The network basically rejected this image. The highest output neuron was the '3', at about 2%. Now, my mouse-writing's not that bad, so in addition to seeing unrecognisably noisy images classified very strongly as digits, we've now also seen very clear digits either strongly misclassified or not classified.
What I think is going on with these hand-drawn images is that I drew to the edge of the image, instead of keeping a clear border like there is in most of the training images. Indeed, when I drew a smaller 2 (albeit a different style, but that shouldn't be an issue), the network called it correctly with "probability" greater than 99.99%:
I never spent much time investigating my original purpose along this line of thought (changing background pixels). As a single data point, though, the network's output layer fired at the 2 and 3 neurons at 46% and 22% respectively (others negligible) with this image as input:
More failed images and code
Earlier I truncated a quote from the Google blog post on making images from neural networks. "By itself, that doesn't work very well, but it does if we impose a prior constraint that the image should have similar statistics to natural images, such as neighboring pixels needing to be correlated."
I haven't got this to work very well.
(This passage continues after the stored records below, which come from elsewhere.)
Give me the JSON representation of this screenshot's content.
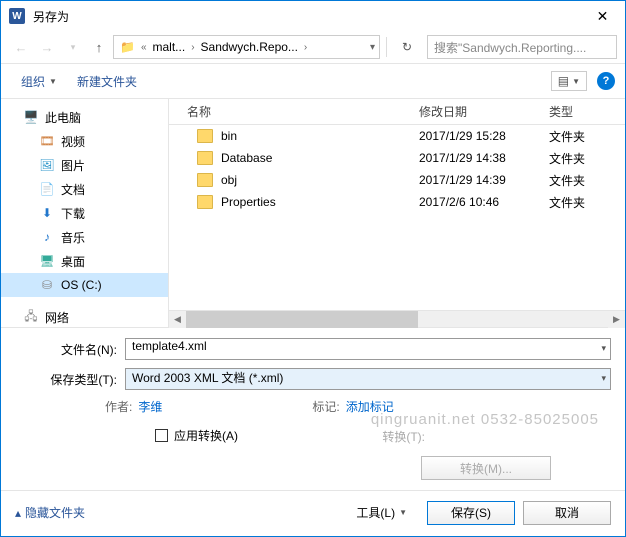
{
  "title": "另存为",
  "breadcrumb": {
    "seg1": "malt...",
    "seg2": "Sandwych.Repo...",
    "icon": "«"
  },
  "search_placeholder": "搜索\"Sandwych.Reporting....",
  "toolbar": {
    "organize": "组织",
    "newfolder": "新建文件夹"
  },
  "sidebar": {
    "thispc": "此电脑",
    "videos": "视频",
    "pictures": "图片",
    "documents": "文档",
    "downloads": "下载",
    "music": "音乐",
    "desktop": "桌面",
    "osc": "OS (C:)",
    "network": "网络"
  },
  "columns": {
    "name": "名称",
    "date": "修改日期",
    "type": "类型"
  },
  "files": [
    {
      "name": "bin",
      "date": "2017/1/29 15:28",
      "type": "文件夹"
    },
    {
      "name": "Database",
      "date": "2017/1/29 14:38",
      "type": "文件夹"
    },
    {
      "name": "obj",
      "date": "2017/1/29 14:39",
      "type": "文件夹"
    },
    {
      "name": "Properties",
      "date": "2017/2/6 10:46",
      "type": "文件夹"
    }
  ],
  "filename_label": "文件名(N):",
  "filename_value": "template4.xml",
  "filetype_label": "保存类型(T):",
  "filetype_value": "Word 2003 XML 文档 (*.xml)",
  "author_label": "作者:",
  "author_value": "李维",
  "tags_label": "标记:",
  "tags_value": "添加标记",
  "apply_transform": "应用转换(A)",
  "transform_label": "转换(T):",
  "transform_btn": "转换(M)...",
  "hide_folders": "隐藏文件夹",
  "tools": "工具(L)",
  "save": "保存(S)",
  "cancel": "取消",
  "watermark": "qingruanit.net 0532-85025005"
}
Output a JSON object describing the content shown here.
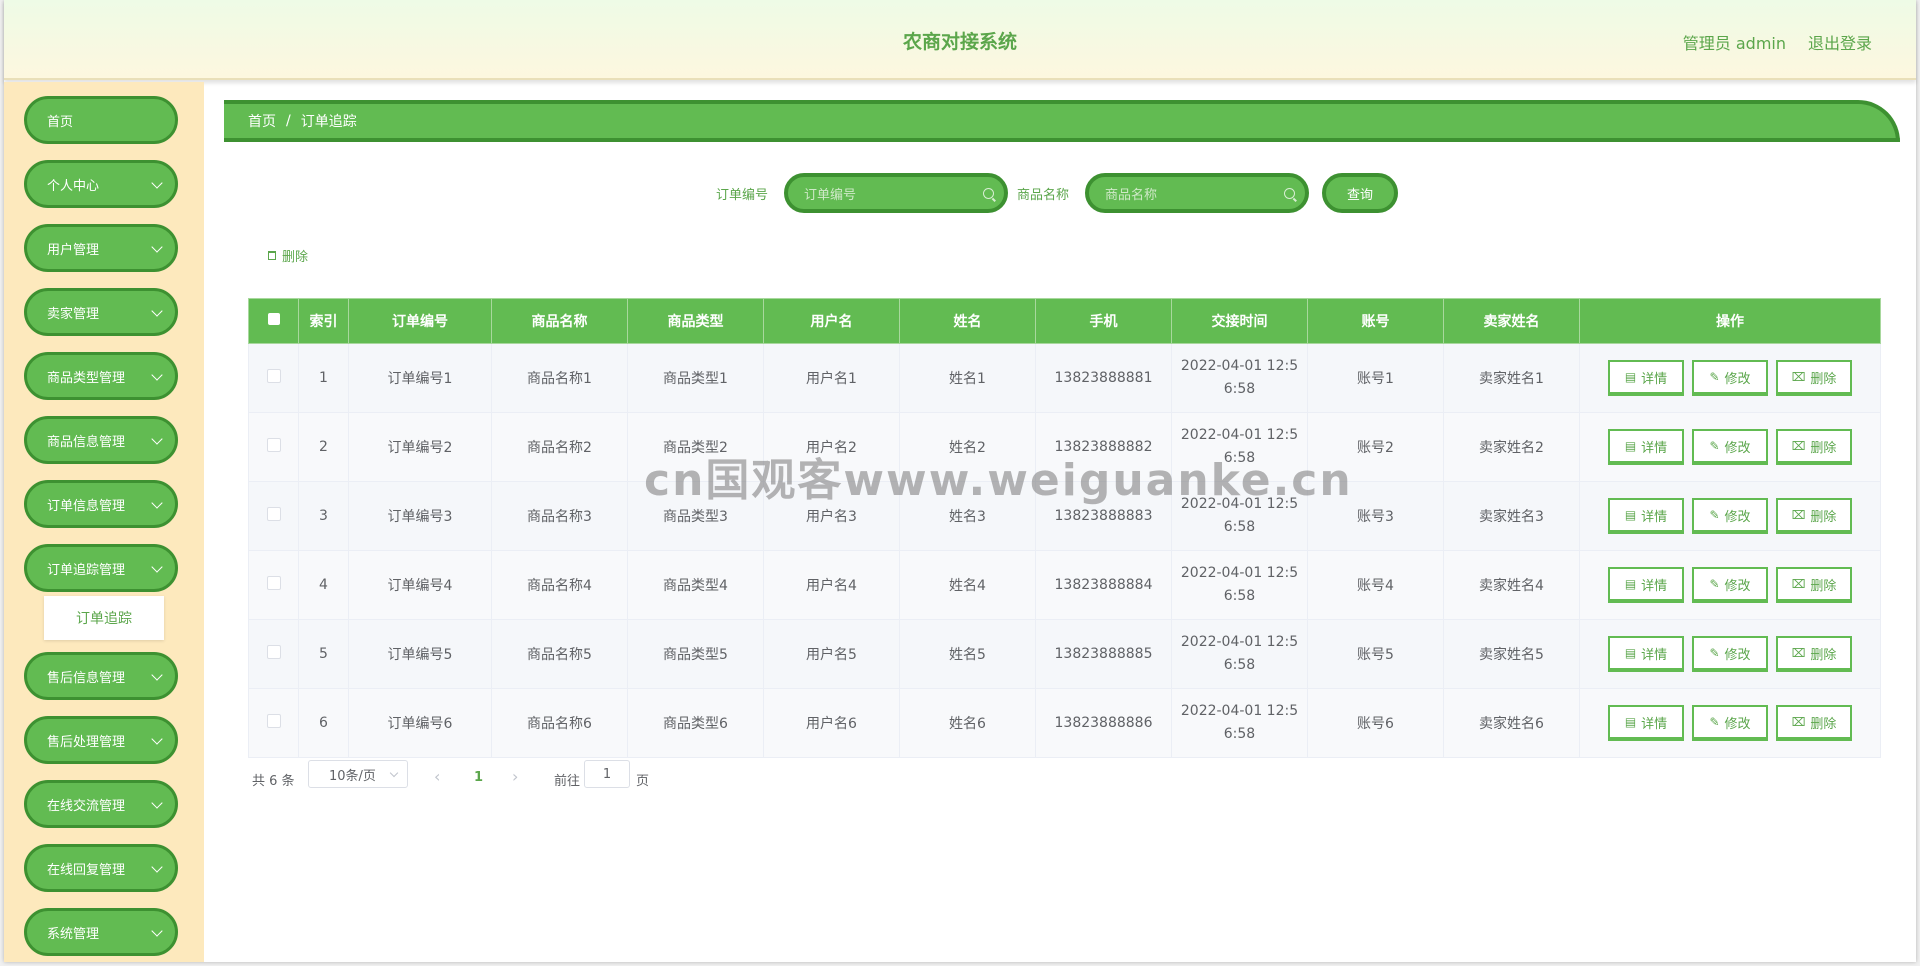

My genetic-y algorithm, now informed by the need to get the overall stats right, goes like this:
- Initialise a population of images by drawing pixel values randomly from the approximate desired distribution.
- Calculate the cost function for each image. The cost function is the sum of abs(output - wanted_output), plus a sum of pixel-neighbour terms, comparing pixel-neighbour statistics to the desired values. (These pixel-neighbours are only calculated along rows and columns of the image, which I think explains some artefacts in the images below.)
- Pick the best few images from the current population and randomly generate a new population by breeding them. Pixels for the new images will either be a random selection from the two parents, or a random value drawn from the desired distribution of pixel values.
Here are some 2's, allegedly:
And here is the mean of 1000 such 2's:
That one's actually not so bad if you zoom in. The biggest problem is that the right-hand part of the arc extends vertically too far (presumably caused by me trying to enforce pixel-neighbour correlations irrespective of location), and the horizontal stroke at the bottom also extends too far.
It was an interesting exercise working through this, even though the results are pretty useless. It was really boring to write this up though.
Here's the R code to calculate the histogram and pixel-neighbour stats (the latter are inspired by the
variograms of my day job, though I take absolute values rather than squares). The
g_y are the lists which hold these stats. I haven't tidied this code up, and the histograms are stored as a matrix rather than a